Filmmaker: What was the most difficult scene to cut and why? And how did you do it?
Gould: There was a section after the midpoint of the film that we ended up calling “the blob” because we had such a hard time finding a shape for it. The second act is always a challenge but this 20 minutes in the film was a problem and remained a problem even after the film had gotten much stronger. The issue was us not wanting to get rid of a great anecdote and description of a work. Once we opened ourselves up to cutting that content, those 20 minutes were transformed and we found our way through it. In hindsight, it always seems obvious but letting go of those attachments is hard and we were rewarded quickly after we did so.
Filmmaker: Finally, now that the process is over, what new meanings has the film taken on for you? What did you discover in the footage that you might not have seen initially, and how does your final understanding of the film differ from the understanding that you began with?
Gould: Working on a documentary can feel like getting a Master’s degree in the film’s subject and in this case in particular, Nam June was such an incredible teacher. Beyond being the innovative artist I knew about, he was a brilliant teacher of philosophy, world history, politics and most notably, the future.
From watching through the footage and reading his writings, I was learning about the oppression, colonization, censorship and ideological clashes that lead to these horrendous events in history. I was able to see how he was using different art forms to push against, call attention to and offer alternatives to these repeated calamities. Then, Amanda and I would listen to the news in the mornings and we would be hearing these same conflicts and horrors playing out again in real time.
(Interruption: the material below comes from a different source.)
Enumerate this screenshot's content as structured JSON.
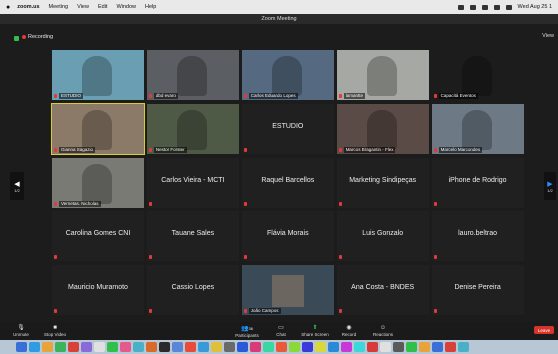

The film feels really urgent because Nam June’s visions and worries concerning technology have all come to be with stunning accuracy. He saw its potential to connect and free us and he saw its potential to disorient and further fracture us. With each passing day in the edit I became more and more aware of what an honor it was to help share his insights, work and life with a larger audience. I feel very lucky to have kept such intimate company over these years with Nam June and Amanda as we sifted through this massive archive to find and deliver some pressing messages that have clearly been missed.